> Material shown
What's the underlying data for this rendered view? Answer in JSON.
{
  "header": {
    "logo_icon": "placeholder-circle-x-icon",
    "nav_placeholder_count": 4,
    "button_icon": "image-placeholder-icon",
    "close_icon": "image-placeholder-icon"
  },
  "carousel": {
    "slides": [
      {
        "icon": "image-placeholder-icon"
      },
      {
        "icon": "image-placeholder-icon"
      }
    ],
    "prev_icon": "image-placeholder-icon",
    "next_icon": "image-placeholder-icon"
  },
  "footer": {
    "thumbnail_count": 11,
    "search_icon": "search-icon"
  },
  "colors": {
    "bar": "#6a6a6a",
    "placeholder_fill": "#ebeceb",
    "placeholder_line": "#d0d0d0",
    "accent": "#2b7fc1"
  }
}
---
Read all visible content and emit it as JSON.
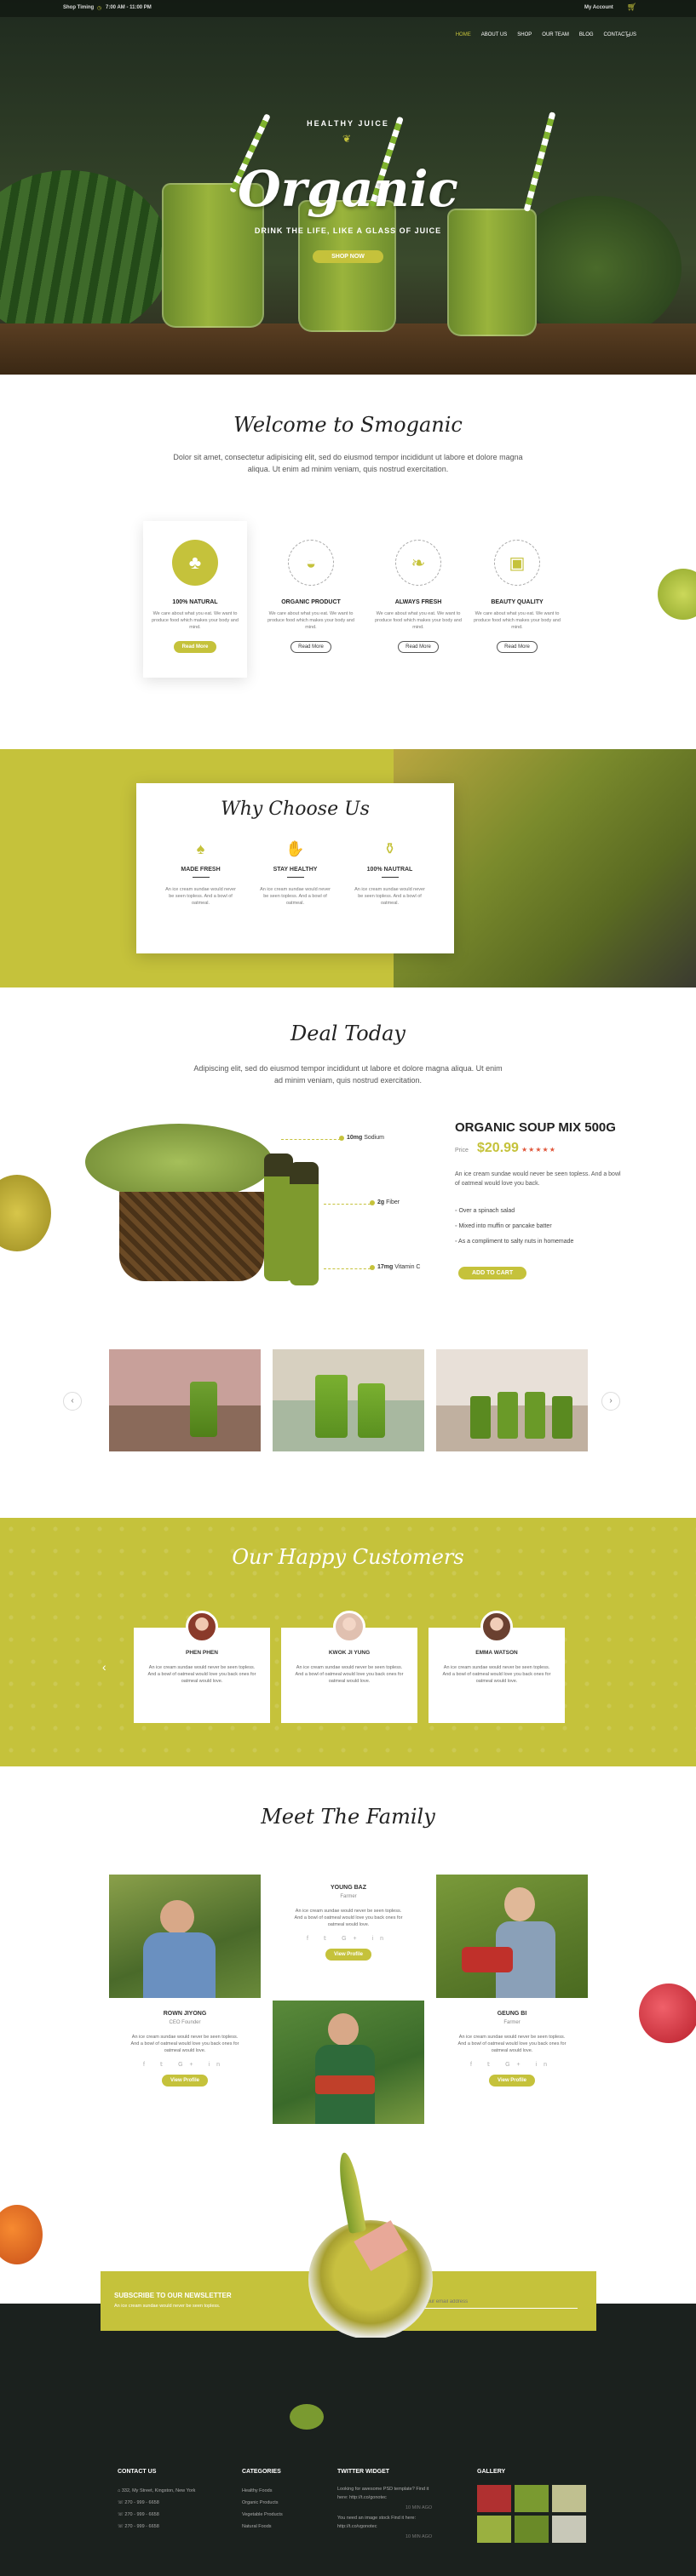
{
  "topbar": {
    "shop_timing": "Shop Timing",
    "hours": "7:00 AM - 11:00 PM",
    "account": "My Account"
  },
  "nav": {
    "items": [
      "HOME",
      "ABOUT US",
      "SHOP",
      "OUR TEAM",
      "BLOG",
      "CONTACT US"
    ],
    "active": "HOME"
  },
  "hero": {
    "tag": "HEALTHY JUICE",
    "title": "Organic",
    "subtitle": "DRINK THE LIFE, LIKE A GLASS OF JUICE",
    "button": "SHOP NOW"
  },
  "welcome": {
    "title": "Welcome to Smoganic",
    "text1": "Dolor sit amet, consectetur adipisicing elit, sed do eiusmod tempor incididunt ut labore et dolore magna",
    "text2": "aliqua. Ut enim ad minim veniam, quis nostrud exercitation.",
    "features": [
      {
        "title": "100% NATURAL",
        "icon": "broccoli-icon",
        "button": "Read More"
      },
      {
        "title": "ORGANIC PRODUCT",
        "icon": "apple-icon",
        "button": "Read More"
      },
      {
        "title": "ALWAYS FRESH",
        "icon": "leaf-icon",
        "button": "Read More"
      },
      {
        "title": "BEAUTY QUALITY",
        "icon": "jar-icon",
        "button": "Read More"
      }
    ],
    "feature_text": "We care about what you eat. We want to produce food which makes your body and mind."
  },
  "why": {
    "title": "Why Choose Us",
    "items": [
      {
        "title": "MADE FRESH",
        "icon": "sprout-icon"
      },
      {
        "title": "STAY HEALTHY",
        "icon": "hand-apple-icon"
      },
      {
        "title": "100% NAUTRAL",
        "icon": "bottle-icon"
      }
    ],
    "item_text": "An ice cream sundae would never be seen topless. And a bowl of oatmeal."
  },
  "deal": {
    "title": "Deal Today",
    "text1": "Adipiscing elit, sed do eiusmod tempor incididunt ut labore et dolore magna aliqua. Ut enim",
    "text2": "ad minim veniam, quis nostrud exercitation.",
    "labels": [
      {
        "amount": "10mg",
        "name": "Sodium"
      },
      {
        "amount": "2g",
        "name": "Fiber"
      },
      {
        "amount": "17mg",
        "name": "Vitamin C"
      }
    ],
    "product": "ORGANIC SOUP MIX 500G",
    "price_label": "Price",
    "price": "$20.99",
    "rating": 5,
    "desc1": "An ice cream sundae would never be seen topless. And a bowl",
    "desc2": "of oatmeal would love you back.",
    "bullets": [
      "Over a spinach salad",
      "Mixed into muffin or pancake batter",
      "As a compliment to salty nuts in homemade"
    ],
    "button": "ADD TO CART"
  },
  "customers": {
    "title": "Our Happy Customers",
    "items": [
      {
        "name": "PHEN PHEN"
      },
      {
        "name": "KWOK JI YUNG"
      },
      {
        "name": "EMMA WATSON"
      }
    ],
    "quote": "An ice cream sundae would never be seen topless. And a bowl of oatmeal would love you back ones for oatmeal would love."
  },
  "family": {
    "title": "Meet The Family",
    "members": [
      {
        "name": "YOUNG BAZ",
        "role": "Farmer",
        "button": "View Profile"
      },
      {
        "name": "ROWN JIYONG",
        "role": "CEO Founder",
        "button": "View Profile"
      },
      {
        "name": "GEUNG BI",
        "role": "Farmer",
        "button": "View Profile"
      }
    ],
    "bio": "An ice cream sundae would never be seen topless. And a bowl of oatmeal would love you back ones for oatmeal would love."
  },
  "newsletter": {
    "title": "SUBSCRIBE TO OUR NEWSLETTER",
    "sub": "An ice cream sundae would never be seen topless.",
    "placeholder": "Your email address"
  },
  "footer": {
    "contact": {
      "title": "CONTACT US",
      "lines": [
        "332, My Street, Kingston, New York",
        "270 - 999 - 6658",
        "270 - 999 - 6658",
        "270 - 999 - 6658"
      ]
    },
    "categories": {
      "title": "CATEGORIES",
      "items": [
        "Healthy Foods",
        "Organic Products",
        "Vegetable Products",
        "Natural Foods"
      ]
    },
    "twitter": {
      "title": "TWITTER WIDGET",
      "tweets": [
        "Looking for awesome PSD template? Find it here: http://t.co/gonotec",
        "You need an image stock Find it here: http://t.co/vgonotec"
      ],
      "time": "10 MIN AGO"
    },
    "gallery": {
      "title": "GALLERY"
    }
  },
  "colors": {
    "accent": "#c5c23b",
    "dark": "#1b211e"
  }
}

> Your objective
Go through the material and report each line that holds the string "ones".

> Finished task
    "quote": "An ice cream sundae would never be seen topless. And a bowl of oatmeal would love you back ones for oatmeal would love."
    "bio": "An ice cream sundae would never be seen topless. And a bowl of oatmeal would love you back ones for oatmeal would love."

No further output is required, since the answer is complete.